--- WHAT NEEDS TO BE DONE ---
Go through the records underneath and write each one out again exactly.

====

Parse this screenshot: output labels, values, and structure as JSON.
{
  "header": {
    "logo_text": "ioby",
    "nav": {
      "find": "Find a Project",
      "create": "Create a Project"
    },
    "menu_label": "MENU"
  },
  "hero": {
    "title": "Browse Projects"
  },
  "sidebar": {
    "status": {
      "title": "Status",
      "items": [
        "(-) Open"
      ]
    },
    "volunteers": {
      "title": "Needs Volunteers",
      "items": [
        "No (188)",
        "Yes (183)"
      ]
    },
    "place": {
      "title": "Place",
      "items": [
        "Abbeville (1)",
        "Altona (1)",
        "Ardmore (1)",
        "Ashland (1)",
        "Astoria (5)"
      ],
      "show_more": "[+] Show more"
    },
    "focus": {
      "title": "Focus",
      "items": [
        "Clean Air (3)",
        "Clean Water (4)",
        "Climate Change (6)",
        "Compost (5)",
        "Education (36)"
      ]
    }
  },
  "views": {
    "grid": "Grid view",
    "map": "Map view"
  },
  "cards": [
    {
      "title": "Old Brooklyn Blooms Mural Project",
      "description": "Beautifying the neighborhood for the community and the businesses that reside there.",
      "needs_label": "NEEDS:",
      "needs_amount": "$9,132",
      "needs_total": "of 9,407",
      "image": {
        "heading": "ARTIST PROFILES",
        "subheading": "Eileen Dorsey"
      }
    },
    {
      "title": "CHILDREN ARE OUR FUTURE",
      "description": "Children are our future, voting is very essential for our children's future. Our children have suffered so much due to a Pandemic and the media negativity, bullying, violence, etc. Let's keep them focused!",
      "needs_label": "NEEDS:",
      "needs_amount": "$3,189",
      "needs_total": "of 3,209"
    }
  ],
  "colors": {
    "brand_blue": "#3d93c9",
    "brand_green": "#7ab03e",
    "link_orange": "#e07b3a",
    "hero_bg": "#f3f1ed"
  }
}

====

--- RESPONSE TO THE TASK ---
Parse this screenshot: output labels, values, and structure as JSON.
{
  "header": {
    "logo_text": "ioby",
    "nav": {
      "find": "Find a Project",
      "create": "Create a Project"
    },
    "menu_label": "MENU"
  },
  "hero": {
    "title": "Browse Projects"
  },
  "sidebar": {
    "status": {
      "title": "Status",
      "items": [
        "(-) Open"
      ]
    },
    "volunteers": {
      "title": "Needs Volunteers",
      "items": [
        "No (188)",
        "Yes (183)"
      ]
    },
    "place": {
      "title": "Place",
      "items": [
        "Abbeville (1)",
        "Altona (1)",
        "Ardmore (1)",
        "Ashland (1)",
        "Astoria (5)"
      ],
      "show_more": "[+] Show more"
    },
    "focus": {
      "title": "Focus",
      "items": [
        "Clean Air (3)",
        "Clean Water (4)",
        "Climate Change (6)",
        "Compost (5)",
        "Education (36)"
      ]
    }
  },
  "views": {
    "grid": "Grid view",
    "map": "Map view"
  },
  "cards": [
    {
      "title": "Old Brooklyn Blooms Mural Project",
      "description": "Beautifying the neighborhood for the community and the businesses that reside there.",
      "needs_label": "NEEDS:",
      "needs_amount": "$9,132",
      "needs_total": "of 9,407",
      "image": {
        "heading": "ARTIST PROFILES",
        "subheading": "Eileen Dorsey"
      }
    },
    {
      "title": "CHILDREN ARE OUR FUTURE",
      "description": "Children are our future, voting is very essential for our children's future. Our children have suffered so much due to a Pandemic and the media negativity, bullying, violence, etc. Let's keep them focused!",
      "needs_label": "NEEDS:",
      "needs_amount": "$3,189",
      "needs_total": "of 3,209"
    }
  ],
  "colors": {
    "brand_blue": "#3d93c9",
    "brand_green": "#7ab03e",
    "link_orange": "#e07b3a",
    "hero_bg": "#f3f1ed"
  }
}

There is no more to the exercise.